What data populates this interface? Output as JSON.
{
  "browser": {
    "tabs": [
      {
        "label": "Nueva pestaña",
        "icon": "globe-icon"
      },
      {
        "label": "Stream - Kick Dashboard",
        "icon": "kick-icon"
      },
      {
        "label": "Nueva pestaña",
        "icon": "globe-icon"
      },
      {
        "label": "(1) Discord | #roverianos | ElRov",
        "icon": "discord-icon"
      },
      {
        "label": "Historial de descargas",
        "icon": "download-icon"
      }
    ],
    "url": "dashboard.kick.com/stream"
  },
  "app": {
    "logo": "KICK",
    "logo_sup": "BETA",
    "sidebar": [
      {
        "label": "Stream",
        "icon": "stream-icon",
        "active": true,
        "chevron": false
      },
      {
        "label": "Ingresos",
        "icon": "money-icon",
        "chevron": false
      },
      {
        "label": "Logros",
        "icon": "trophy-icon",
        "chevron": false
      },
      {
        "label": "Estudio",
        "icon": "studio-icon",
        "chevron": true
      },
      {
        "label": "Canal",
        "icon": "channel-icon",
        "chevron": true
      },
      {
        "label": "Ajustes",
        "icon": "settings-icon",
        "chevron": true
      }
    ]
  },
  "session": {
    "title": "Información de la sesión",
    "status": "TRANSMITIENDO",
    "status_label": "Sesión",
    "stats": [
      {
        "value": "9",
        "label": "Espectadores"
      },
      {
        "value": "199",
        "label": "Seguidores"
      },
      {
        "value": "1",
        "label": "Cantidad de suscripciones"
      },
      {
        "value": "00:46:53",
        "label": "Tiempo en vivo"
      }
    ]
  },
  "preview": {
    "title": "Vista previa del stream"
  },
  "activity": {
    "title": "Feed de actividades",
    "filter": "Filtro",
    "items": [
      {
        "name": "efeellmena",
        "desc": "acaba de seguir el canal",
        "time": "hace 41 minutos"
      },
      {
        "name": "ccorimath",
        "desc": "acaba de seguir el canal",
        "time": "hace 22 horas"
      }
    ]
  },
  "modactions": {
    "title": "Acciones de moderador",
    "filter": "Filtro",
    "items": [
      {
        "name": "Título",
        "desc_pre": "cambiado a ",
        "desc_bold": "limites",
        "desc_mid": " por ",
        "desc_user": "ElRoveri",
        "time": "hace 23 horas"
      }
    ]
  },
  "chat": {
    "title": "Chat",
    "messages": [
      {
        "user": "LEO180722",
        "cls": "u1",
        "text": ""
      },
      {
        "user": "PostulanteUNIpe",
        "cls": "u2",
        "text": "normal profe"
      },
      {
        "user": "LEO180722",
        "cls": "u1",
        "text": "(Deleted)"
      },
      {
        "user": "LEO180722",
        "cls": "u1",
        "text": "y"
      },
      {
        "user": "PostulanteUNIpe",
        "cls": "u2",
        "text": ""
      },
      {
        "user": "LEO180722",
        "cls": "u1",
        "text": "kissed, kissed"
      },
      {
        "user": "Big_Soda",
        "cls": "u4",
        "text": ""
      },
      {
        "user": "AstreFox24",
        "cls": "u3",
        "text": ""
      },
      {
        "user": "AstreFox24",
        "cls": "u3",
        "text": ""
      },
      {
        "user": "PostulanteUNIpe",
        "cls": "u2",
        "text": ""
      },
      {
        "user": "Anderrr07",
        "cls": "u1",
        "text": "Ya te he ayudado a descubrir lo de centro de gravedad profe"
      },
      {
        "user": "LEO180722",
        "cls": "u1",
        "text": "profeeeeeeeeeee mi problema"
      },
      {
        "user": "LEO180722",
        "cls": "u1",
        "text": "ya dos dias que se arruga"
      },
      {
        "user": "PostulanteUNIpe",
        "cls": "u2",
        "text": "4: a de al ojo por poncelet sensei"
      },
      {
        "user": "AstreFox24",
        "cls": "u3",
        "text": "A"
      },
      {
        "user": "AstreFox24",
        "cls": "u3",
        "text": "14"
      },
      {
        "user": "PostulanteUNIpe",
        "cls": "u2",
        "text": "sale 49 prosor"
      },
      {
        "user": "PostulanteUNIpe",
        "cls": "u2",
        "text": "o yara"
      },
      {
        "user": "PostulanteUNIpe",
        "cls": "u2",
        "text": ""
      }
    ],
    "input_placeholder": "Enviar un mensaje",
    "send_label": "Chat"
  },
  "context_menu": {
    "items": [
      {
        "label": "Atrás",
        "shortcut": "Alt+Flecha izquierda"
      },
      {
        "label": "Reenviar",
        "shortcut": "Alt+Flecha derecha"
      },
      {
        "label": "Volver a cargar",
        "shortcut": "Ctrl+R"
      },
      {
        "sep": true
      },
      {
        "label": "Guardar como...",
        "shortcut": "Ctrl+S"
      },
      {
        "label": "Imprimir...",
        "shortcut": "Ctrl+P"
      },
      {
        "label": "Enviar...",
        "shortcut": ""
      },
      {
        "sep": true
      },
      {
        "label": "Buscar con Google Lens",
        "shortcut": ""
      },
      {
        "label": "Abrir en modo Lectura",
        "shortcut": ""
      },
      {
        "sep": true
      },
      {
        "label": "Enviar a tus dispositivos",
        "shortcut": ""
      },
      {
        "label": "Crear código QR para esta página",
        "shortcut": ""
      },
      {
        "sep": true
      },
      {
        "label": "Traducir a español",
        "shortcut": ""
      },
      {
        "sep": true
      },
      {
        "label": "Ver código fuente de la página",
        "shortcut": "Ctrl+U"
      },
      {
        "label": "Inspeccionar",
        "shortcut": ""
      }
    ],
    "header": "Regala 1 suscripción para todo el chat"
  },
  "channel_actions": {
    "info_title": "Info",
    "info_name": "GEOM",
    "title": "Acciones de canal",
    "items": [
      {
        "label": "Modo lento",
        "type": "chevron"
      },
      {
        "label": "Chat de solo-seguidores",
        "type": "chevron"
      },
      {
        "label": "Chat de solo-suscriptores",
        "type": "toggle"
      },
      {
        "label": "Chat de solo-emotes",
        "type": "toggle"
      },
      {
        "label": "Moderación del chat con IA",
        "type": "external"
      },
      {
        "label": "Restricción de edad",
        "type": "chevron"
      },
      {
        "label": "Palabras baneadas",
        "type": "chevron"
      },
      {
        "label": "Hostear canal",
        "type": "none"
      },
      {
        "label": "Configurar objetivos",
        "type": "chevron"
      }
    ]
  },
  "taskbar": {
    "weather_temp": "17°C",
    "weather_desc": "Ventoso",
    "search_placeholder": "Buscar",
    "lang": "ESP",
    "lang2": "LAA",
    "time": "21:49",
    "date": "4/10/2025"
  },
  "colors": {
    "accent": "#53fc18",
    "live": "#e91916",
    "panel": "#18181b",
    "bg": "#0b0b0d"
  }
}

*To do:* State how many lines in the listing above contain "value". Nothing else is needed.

*Result below:* 4